ACTION ITEM: Each line in the data must be reproduced as written, except for any picture.

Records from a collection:
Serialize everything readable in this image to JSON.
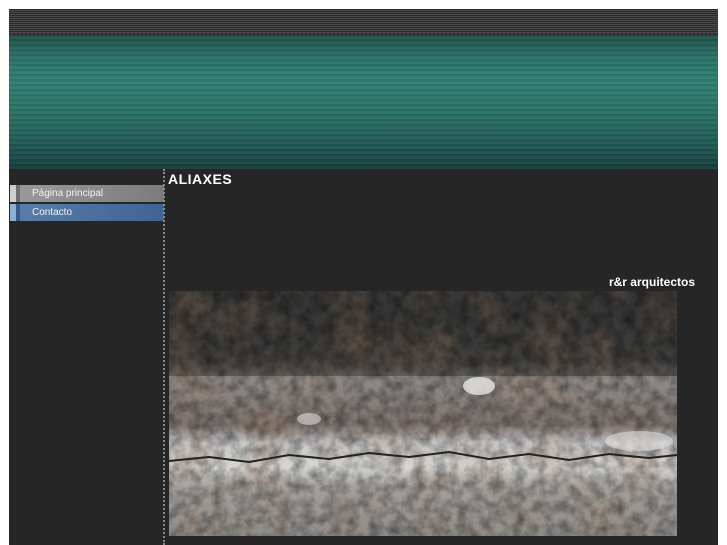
{
  "header": {
    "banner_image": "teal-horizontal-stripes-texture"
  },
  "sidebar": {
    "items": [
      {
        "label": "Página principal",
        "state": "normal"
      },
      {
        "label": "Contacto",
        "state": "active"
      }
    ]
  },
  "main": {
    "title": "ALIAXES",
    "subtitle": "r&r arquitectos",
    "photo": "weathered-concrete-wall-texture"
  },
  "colors": {
    "background": "#262626",
    "banner_teal": "#2e7d72",
    "nav_home": "#8c8c8c",
    "nav_active": "#4a6f9e",
    "text": "#ffffff"
  }
}
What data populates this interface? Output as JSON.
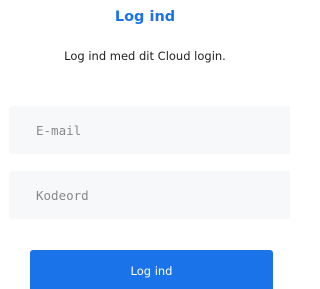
{
  "login": {
    "title": "Log ind",
    "subtitle": "Log ind med dit Cloud login.",
    "email": {
      "value": "",
      "placeholder": "E-mail"
    },
    "password": {
      "value": "",
      "placeholder": "Kodeord"
    },
    "submit_label": "Log ind"
  },
  "colors": {
    "accent": "#1a73e8",
    "field_background": "#f7f8fa"
  }
}
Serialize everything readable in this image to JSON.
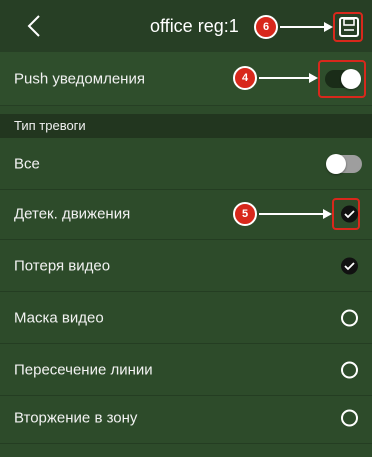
{
  "header": {
    "back_icon": "chevron-left-icon",
    "title": "office reg:1",
    "save_icon": "floppy-disk-icon"
  },
  "push": {
    "label": "Push уведомления",
    "enabled": true
  },
  "section": {
    "label": "Тип тревоги"
  },
  "rows": [
    {
      "label": "Все",
      "control": "toggle",
      "state": false
    },
    {
      "label": "Детек. движения",
      "control": "check",
      "state": true
    },
    {
      "label": "Потеря видео",
      "control": "check",
      "state": true
    },
    {
      "label": "Маска видео",
      "control": "check",
      "state": false
    },
    {
      "label": "Пересечение линии",
      "control": "check",
      "state": false
    },
    {
      "label": "Вторжение в зону",
      "control": "check",
      "state": false
    }
  ],
  "annotations": [
    {
      "number": "6",
      "target": "save-button"
    },
    {
      "number": "4",
      "target": "push-toggle"
    },
    {
      "number": "5",
      "target": "motion-detect-check"
    }
  ],
  "colors": {
    "background": "#2d4b2a",
    "header": "#273f25",
    "section": "#22361f",
    "annotation": "#d8281c"
  }
}
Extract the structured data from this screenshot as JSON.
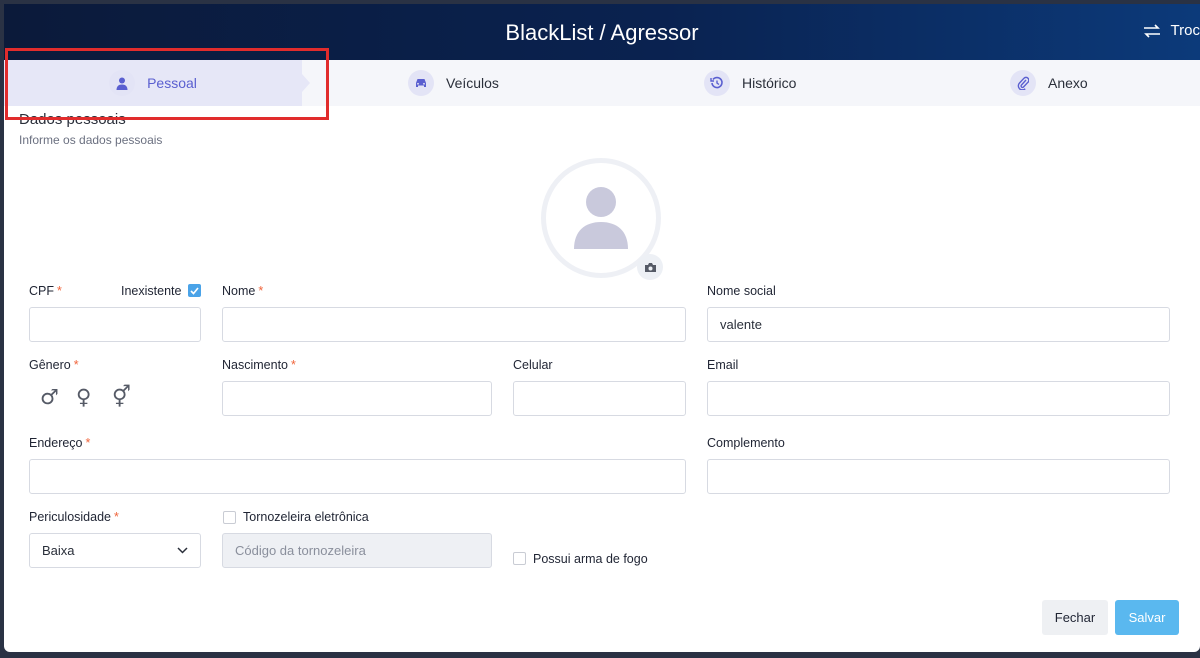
{
  "header": {
    "title": "BlackList / Agressor",
    "swap_label": "Troc"
  },
  "tabs": [
    {
      "label": "Pessoal",
      "icon": "person-icon"
    },
    {
      "label": "Veículos",
      "icon": "car-icon"
    },
    {
      "label": "Histórico",
      "icon": "history-icon"
    },
    {
      "label": "Anexo",
      "icon": "paperclip-icon"
    }
  ],
  "section": {
    "title": "Dados pessoais",
    "subtitle": "Informe os dados pessoais"
  },
  "form": {
    "cpf": {
      "label": "CPF",
      "value": ""
    },
    "inexistente": {
      "label": "Inexistente",
      "checked": true
    },
    "nome": {
      "label": "Nome",
      "value": ""
    },
    "nome_social": {
      "label": "Nome social",
      "value": "valente"
    },
    "genero": {
      "label": "Gênero",
      "options": [
        "♂",
        "♀",
        "⚥"
      ]
    },
    "nascimento": {
      "label": "Nascimento",
      "value": ""
    },
    "celular": {
      "label": "Celular",
      "value": ""
    },
    "email": {
      "label": "Email",
      "value": ""
    },
    "endereco": {
      "label": "Endereço",
      "value": ""
    },
    "complemento": {
      "label": "Complemento",
      "value": ""
    },
    "periculosidade": {
      "label": "Periculosidade",
      "value": "Baixa"
    },
    "tornozeleira": {
      "label": "Tornozeleira eletrônica",
      "checked": false,
      "placeholder": "Código da tornozeleira"
    },
    "arma": {
      "label": "Possui arma de fogo",
      "checked": false
    },
    "required_mark": "*"
  },
  "buttons": {
    "fechar": "Fechar",
    "salvar": "Salvar"
  },
  "colors": {
    "header_dark": "#0b1a3a",
    "accent": "#5a5fd0",
    "required": "#f0643b",
    "save": "#5ab8ef",
    "highlight": "#e12c2c"
  }
}
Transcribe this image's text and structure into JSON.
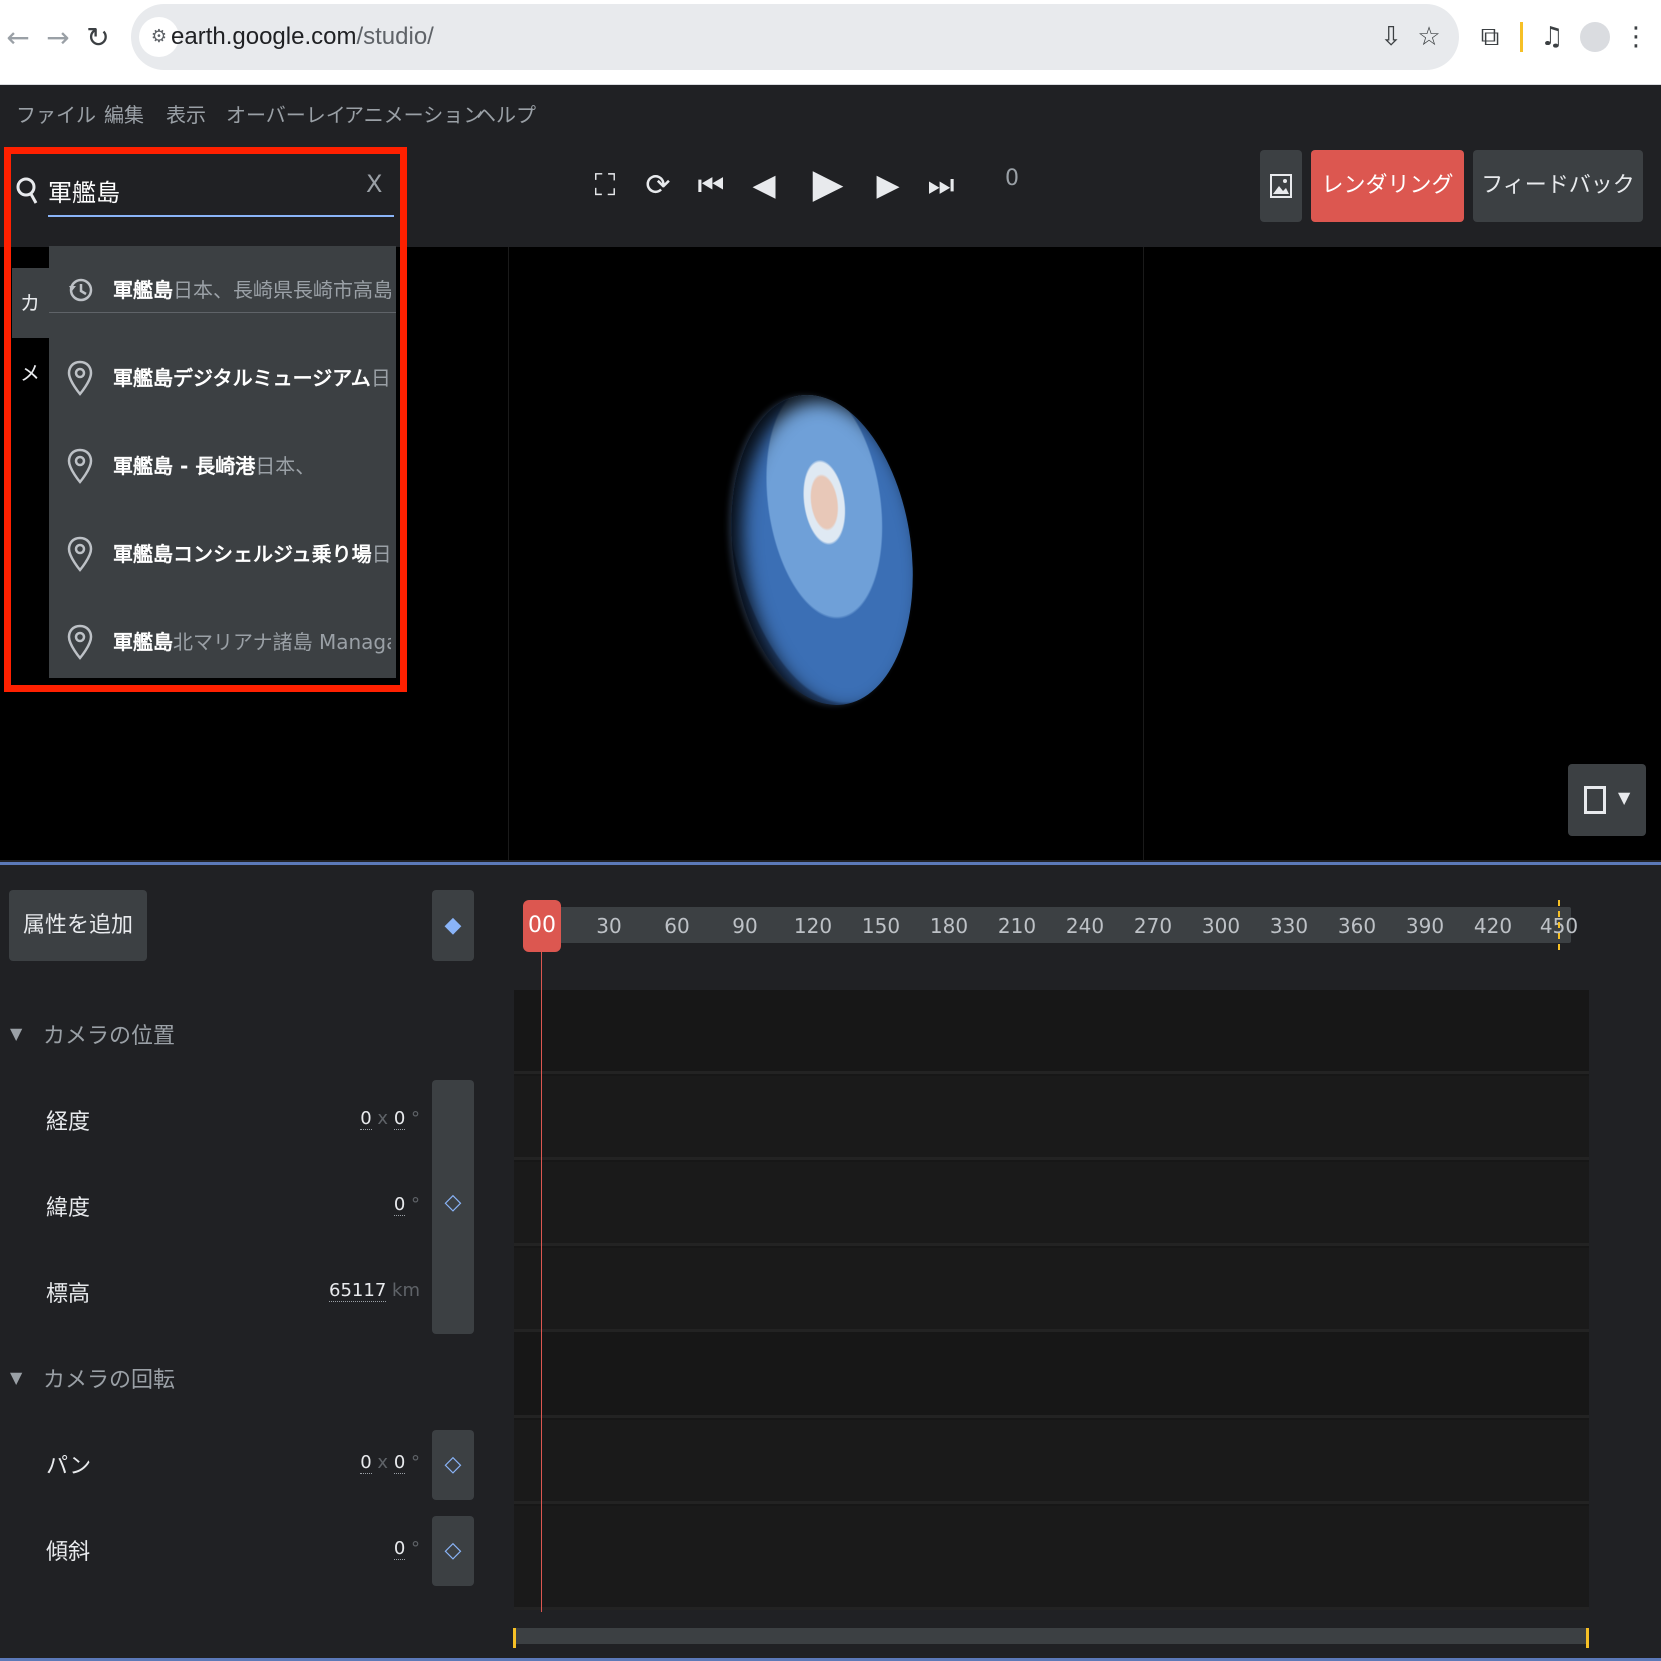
{
  "browser": {
    "url_host": "earth.google.com",
    "url_path": "/studio/"
  },
  "menu": [
    "ファイル",
    "編集",
    "表示",
    "オーバーレイ",
    "アニメーション",
    "ヘルプ"
  ],
  "toolbar": {
    "frame": "0",
    "render_label": "レンダリング",
    "feedback_label": "フィードバック"
  },
  "search": {
    "value": "軍艦島",
    "clear": "X",
    "results": [
      {
        "icon": "history-icon",
        "main": "軍艦島",
        "sub": "日本、長崎県長崎市高島町"
      },
      {
        "icon": "pin-icon",
        "main": "軍艦島デジタルミュージアム",
        "sub": "日本、長…"
      },
      {
        "icon": "pin-icon",
        "main": "軍艦島 - 長崎港",
        "sub": "日本、"
      },
      {
        "icon": "pin-icon",
        "main": "軍艦島コンシェルジュ乗り場",
        "sub": "日本、長…"
      },
      {
        "icon": "pin-icon",
        "main": "軍艦島",
        "sub": "北マリアナ諸島 Managaha,"
      }
    ]
  },
  "viewport": {
    "camera_tab": "カメ"
  },
  "timeline": {
    "add_attribute": "属性を追加",
    "playhead": "00",
    "ticks": [
      "30",
      "60",
      "90",
      "120",
      "150",
      "180",
      "210",
      "240",
      "270",
      "300",
      "330",
      "360",
      "390",
      "420",
      "450"
    ],
    "sections": [
      {
        "title": "カメラの位置",
        "props": [
          {
            "label": "経度",
            "v1": "0",
            "sep": "x",
            "v2": "0",
            "unit": "°"
          },
          {
            "label": "緯度",
            "v1": "",
            "sep": "",
            "v2": "0",
            "unit": "°"
          },
          {
            "label": "標高",
            "v1": "",
            "sep": "",
            "v2": "65117",
            "unit": "km"
          }
        ]
      },
      {
        "title": "カメラの回転",
        "props": [
          {
            "label": "パン",
            "v1": "0",
            "sep": "x",
            "v2": "0",
            "unit": "°"
          },
          {
            "label": "傾斜",
            "v1": "",
            "sep": "",
            "v2": "0",
            "unit": "°"
          }
        ]
      }
    ]
  },
  "colors": {
    "accent_red": "#dc5750",
    "highlight_box": "#ff2000",
    "keyframe_blue": "#8ab4f8"
  }
}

RESULT OF THE TASK:
Serialize everything readable in this image to JSON.
{
  "header": {
    "banner_image": "teal-horizontal-stripes-texture"
  },
  "sidebar": {
    "items": [
      {
        "label": "Página principal",
        "state": "normal"
      },
      {
        "label": "Contacto",
        "state": "active"
      }
    ]
  },
  "main": {
    "title": "ALIAXES",
    "subtitle": "r&r arquitectos",
    "photo": "weathered-concrete-wall-texture"
  },
  "colors": {
    "background": "#262626",
    "banner_teal": "#2e7d72",
    "nav_home": "#8c8c8c",
    "nav_active": "#4a6f9e",
    "text": "#ffffff"
  }
}
What data populates this interface? Output as JSON.
{
  "login": {
    "title": "Log ind",
    "subtitle": "Log ind med dit Cloud login.",
    "email": {
      "value": "",
      "placeholder": "E-mail"
    },
    "password": {
      "value": "",
      "placeholder": "Kodeord"
    },
    "submit_label": "Log ind"
  },
  "colors": {
    "accent": "#1a73e8",
    "field_background": "#f7f8fa"
  }
}
Serialize everything readable in this image to JSON.
{
  "header": {
    "back_icon": "chevron-left-icon",
    "title": "office reg:1",
    "save_icon": "floppy-disk-icon"
  },
  "push": {
    "label": "Push уведомления",
    "enabled": true
  },
  "section": {
    "label": "Тип тревоги"
  },
  "rows": [
    {
      "label": "Все",
      "control": "toggle",
      "state": false
    },
    {
      "label": "Детек. движения",
      "control": "check",
      "state": true
    },
    {
      "label": "Потеря видео",
      "control": "check",
      "state": true
    },
    {
      "label": "Маска видео",
      "control": "check",
      "state": false
    },
    {
      "label": "Пересечение линии",
      "control": "check",
      "state": false
    },
    {
      "label": "Вторжение в зону",
      "control": "check",
      "state": false
    }
  ],
  "annotations": [
    {
      "number": "6",
      "target": "save-button"
    },
    {
      "number": "4",
      "target": "push-toggle"
    },
    {
      "number": "5",
      "target": "motion-detect-check"
    }
  ],
  "colors": {
    "background": "#2d4b2a",
    "header": "#273f25",
    "section": "#22361f",
    "annotation": "#d8281c"
  }
}
Extract the structured data from this screenshot as JSON.
{
  "header": {
    "title": "BlackList / Agressor",
    "swap_label": "Troc"
  },
  "tabs": [
    {
      "label": "Pessoal",
      "icon": "person-icon"
    },
    {
      "label": "Veículos",
      "icon": "car-icon"
    },
    {
      "label": "Histórico",
      "icon": "history-icon"
    },
    {
      "label": "Anexo",
      "icon": "paperclip-icon"
    }
  ],
  "section": {
    "title": "Dados pessoais",
    "subtitle": "Informe os dados pessoais"
  },
  "form": {
    "cpf": {
      "label": "CPF",
      "value": ""
    },
    "inexistente": {
      "label": "Inexistente",
      "checked": true
    },
    "nome": {
      "label": "Nome",
      "value": ""
    },
    "nome_social": {
      "label": "Nome social",
      "value": "valente"
    },
    "genero": {
      "label": "Gênero",
      "options": [
        "♂",
        "♀",
        "⚥"
      ]
    },
    "nascimento": {
      "label": "Nascimento",
      "value": ""
    },
    "celular": {
      "label": "Celular",
      "value": ""
    },
    "email": {
      "label": "Email",
      "value": ""
    },
    "endereco": {
      "label": "Endereço",
      "value": ""
    },
    "complemento": {
      "label": "Complemento",
      "value": ""
    },
    "periculosidade": {
      "label": "Periculosidade",
      "value": "Baixa"
    },
    "tornozeleira": {
      "label": "Tornozeleira eletrônica",
      "checked": false,
      "placeholder": "Código da tornozeleira"
    },
    "arma": {
      "label": "Possui arma de fogo",
      "checked": false
    },
    "required_mark": "*"
  },
  "buttons": {
    "fechar": "Fechar",
    "salvar": "Salvar"
  },
  "colors": {
    "header_dark": "#0b1a3a",
    "accent": "#5a5fd0",
    "required": "#f0643b",
    "save": "#5ab8ef",
    "highlight": "#e12c2c"
  }
}
Transcribe this image's text and structure into JSON.
{
  "browser": {
    "url_host": "earth.google.com",
    "url_path": "/studio/"
  },
  "menu": [
    "ファイル",
    "編集",
    "表示",
    "オーバーレイ",
    "アニメーション",
    "ヘルプ"
  ],
  "toolbar": {
    "frame": "0",
    "render_label": "レンダリング",
    "feedback_label": "フィードバック"
  },
  "search": {
    "value": "軍艦島",
    "clear": "X",
    "results": [
      {
        "icon": "history-icon",
        "main": "軍艦島",
        "sub": "日本、長崎県長崎市高島町"
      },
      {
        "icon": "pin-icon",
        "main": "軍艦島デジタルミュージアム",
        "sub": "日本、長…"
      },
      {
        "icon": "pin-icon",
        "main": "軍艦島 - 長崎港",
        "sub": "日本、"
      },
      {
        "icon": "pin-icon",
        "main": "軍艦島コンシェルジュ乗り場",
        "sub": "日本、長…"
      },
      {
        "icon": "pin-icon",
        "main": "軍艦島",
        "sub": "北マリアナ諸島 Managaha,"
      }
    ]
  },
  "viewport": {
    "camera_tab": "カメ"
  },
  "timeline": {
    "add_attribute": "属性を追加",
    "playhead": "00",
    "ticks": [
      "30",
      "60",
      "90",
      "120",
      "150",
      "180",
      "210",
      "240",
      "270",
      "300",
      "330",
      "360",
      "390",
      "420",
      "450"
    ],
    "sections": [
      {
        "title": "カメラの位置",
        "props": [
          {
            "label": "経度",
            "v1": "0",
            "sep": "x",
            "v2": "0",
            "unit": "°"
          },
          {
            "label": "緯度",
            "v1": "",
            "sep": "",
            "v2": "0",
            "unit": "°"
          },
          {
            "label": "標高",
            "v1": "",
            "sep": "",
            "v2": "65117",
            "unit": "km"
          }
        ]
      },
      {
        "title": "カメラの回転",
        "props": [
          {
            "label": "パン",
            "v1": "0",
            "sep": "x",
            "v2": "0",
            "unit": "°"
          },
          {
            "label": "傾斜",
            "v1": "",
            "sep": "",
            "v2": "0",
            "unit": "°"
          }
        ]
      }
    ]
  },
  "colors": {
    "accent_red": "#dc5750",
    "highlight_box": "#ff2000",
    "keyframe_blue": "#8ab4f8"
  }
}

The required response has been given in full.